Much of the media narrative on Artificial Intelligence in the workplace revolves around fear. Like something out of the Terminator movie, intelligent machines and robots are portrayed as a potential existential threat to human kind. If they don’t gang up and exterminate us then they are bound to do the next worse thing: take our jobs and leave us unemployed.
A much quoted economic research paper by two Oxford Economists, published in 2013, looked into US labor data and ascribed probabilities of automation to families of jobs. The resulting prediction was all doom and gloom: 47% of American jobs would probably go in the next 10 years due to automation. This prediction has framed the debate around job automation as something that we need to resist, slow down, manage, and generally aim to mitigate as much as possible.
However, the data from a recent global study on the Future of Work by Willis Towers Watson, tells a somewhat different story. We asked over 900 HR executives in 38 countries what is their view about automation, and how they see the future of their business developing over the next few years. They see only a 6% reduction in full-time employment over the next three years. This speaks of the reality check that any technology gets when it arrives at the gates of adoption by companies.
Artificial Intelligence in the workplace has made impressive progress over the past five years, and systems are now capable of analyzing massive data sets as well as perform pattern recognition analysis on images and voice. But the technology is still narrowly focused. Human work is much wider and varied. Some automation technologies, for instance Robotic Process Automation (RPA), have matured enough to confer sizable operational efficiencies; but in most use cases the reduction in cost comes from artificial intelligence in the workplace and automation of specific job tasks rather than obliterating whole jobs.
On the contrary, the new wave of automation is seen as providing new opportunities for growth, and therefore new challenges for HR executives to support business with exceptional talent versed in these new technologies.

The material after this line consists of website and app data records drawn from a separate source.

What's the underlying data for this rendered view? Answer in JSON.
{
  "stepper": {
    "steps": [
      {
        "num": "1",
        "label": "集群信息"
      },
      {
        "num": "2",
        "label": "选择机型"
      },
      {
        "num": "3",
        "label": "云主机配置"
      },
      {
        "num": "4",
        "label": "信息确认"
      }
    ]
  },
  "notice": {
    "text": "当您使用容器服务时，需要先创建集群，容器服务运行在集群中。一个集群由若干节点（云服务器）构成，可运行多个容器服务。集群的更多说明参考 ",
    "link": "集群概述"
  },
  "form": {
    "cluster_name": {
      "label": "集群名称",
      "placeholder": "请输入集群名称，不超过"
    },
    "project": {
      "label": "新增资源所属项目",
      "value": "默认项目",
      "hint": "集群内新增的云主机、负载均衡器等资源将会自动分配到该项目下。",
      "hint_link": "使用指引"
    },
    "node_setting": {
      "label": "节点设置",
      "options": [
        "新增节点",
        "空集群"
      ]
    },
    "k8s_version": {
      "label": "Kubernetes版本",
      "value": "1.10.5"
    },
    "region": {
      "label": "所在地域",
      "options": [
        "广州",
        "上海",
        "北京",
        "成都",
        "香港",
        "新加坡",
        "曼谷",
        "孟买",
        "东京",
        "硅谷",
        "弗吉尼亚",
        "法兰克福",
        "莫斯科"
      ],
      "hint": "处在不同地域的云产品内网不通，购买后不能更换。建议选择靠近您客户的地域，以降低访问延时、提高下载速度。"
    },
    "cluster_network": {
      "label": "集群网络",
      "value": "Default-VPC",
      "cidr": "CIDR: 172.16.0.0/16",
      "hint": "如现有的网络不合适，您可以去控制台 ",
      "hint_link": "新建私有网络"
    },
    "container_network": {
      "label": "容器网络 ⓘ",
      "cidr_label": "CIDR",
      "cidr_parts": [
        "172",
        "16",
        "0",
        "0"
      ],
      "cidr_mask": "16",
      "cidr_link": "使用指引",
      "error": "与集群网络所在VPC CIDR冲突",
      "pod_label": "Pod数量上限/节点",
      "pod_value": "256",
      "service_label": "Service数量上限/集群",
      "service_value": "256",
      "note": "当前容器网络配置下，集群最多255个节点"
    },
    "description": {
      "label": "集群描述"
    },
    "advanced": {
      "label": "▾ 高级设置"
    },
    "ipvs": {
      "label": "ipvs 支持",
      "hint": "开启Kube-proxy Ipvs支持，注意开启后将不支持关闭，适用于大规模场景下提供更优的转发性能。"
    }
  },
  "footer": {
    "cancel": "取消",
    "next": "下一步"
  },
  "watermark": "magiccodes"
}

Digital transformation is now on most companies’ agendas, which impacts talent acquisition and puts into question traditional ways of sourcing talent. A majority (60%) of respondents believed that breakthrough approaches would be needed in talent acquisition to respond to the increasing demand, as well as the increasing competition for digital talent.
How should Talent Acquisition respond to digital transformation?
Talent Acquisition is an area that is already disrupted by innovative startups that use machine learning to develop better, and more dynamic, algorithms that match candidates to jobs. There is a great pool of talent out there, as any recruiter knows; the challenge is always to find the right person as well as correctly interviewing candidates to fit and succeed within your organization.
Speed has become a critical success factor for business, and the lag between search, interviews and decision to make an offer, is becoming prohibitively long. Creating systems such as a competency framework with your organization and using competency-based interview process can help to speed up the process by finding the right candidates for your positions the first time. Indeed this use case and many others where A.I. in the workplace points to the future coexistence of humans and intelligent machines: not one of adversity but of collaboration, where work and productivity are augmented.
About the author.
George Zarkadakis // Digital Lead, Talent & Reward at Willis Towers Watson
George has a Ph.D. in Artificial Intelligence and works with The HR Trove, a subsidiary of Willis Towers Watson. The HR Trove is the place for HR tools and resources including competency framework products and behavioral-based interview questions to help you find the right candidates for your open positions.